Latest on this hit’n’miss production line are Glasvegas. A bunch of brylcreemed twenty-somethings boasting an unnerving resemblance to most of the Creation roster circa 1986, they’ve been called “the best group from Glasgow since The Mary Chain” by Alan McGee, thanks to a Spector-esque wall-of-sound delivered with the chin-jutting confidence of Oasis.

So, are Glasvegas truly a twenty-first century JAMC or just a modern day James King And The Lone Wolves? At their best, they’re worth every syllable of the hype. Opener “Flowers & Football Tops” swells fuzzily into focus, like a binge-drinking Ronettes, while “Geraldine” is more anthemic than any song about the social services has any right to be. Yes, that’s right, social services. Not for Glasvegas a subscription to the Bobby Gillespie book of rock’n’roll clichés.

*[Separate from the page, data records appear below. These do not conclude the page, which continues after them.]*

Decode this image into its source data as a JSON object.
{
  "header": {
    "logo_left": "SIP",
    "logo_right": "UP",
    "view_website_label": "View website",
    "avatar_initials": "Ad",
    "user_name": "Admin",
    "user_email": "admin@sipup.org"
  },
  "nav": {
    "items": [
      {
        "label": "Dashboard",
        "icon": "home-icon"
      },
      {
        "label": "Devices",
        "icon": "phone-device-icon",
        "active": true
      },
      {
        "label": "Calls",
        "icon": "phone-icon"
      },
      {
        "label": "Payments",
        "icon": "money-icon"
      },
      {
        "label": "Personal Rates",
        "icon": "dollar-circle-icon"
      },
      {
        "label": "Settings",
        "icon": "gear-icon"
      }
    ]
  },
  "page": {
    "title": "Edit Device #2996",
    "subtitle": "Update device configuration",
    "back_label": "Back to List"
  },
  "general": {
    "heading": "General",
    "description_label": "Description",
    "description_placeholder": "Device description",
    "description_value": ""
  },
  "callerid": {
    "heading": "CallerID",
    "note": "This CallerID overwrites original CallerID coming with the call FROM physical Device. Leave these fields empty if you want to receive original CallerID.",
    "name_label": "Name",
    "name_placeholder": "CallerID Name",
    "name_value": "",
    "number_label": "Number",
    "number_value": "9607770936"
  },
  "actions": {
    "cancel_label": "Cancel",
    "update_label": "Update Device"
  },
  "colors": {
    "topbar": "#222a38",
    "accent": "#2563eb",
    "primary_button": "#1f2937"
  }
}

Instead singer James Allen delivers tales of grief and resilience involving absent fathers (“Daddy’s Gone”), untimely death (“Flowers & Football Tops”) and city centre violence (“Stabbed”) in a broad Glaswegian brogue even the Proclaimers might think twice about. Sometimes it pays not to listen too closely. “It’s My Own Cheating Heart That Makes Me Cry” finds him bellowing “Liar. Liar, liar/ Pants on fire” while “Go Square Go” features a chorus of “Here we fucking go!” which must sound great at Barrowlands on a Friday night, but may not wash in Tunbridge Wells.

Which brings us to the crux of the problem. Glasvegas have struck a chord because –like Oasis before them- their musical homages to their heroes (Roy Orbison, Suicide, vintage rockabilly) are so obviously heartfelt. Whether this can translate into sales is another matter. If you’re simply after retro thrills, though, these boozy anthems will provide you with one very happy hour.

PAUL MOODY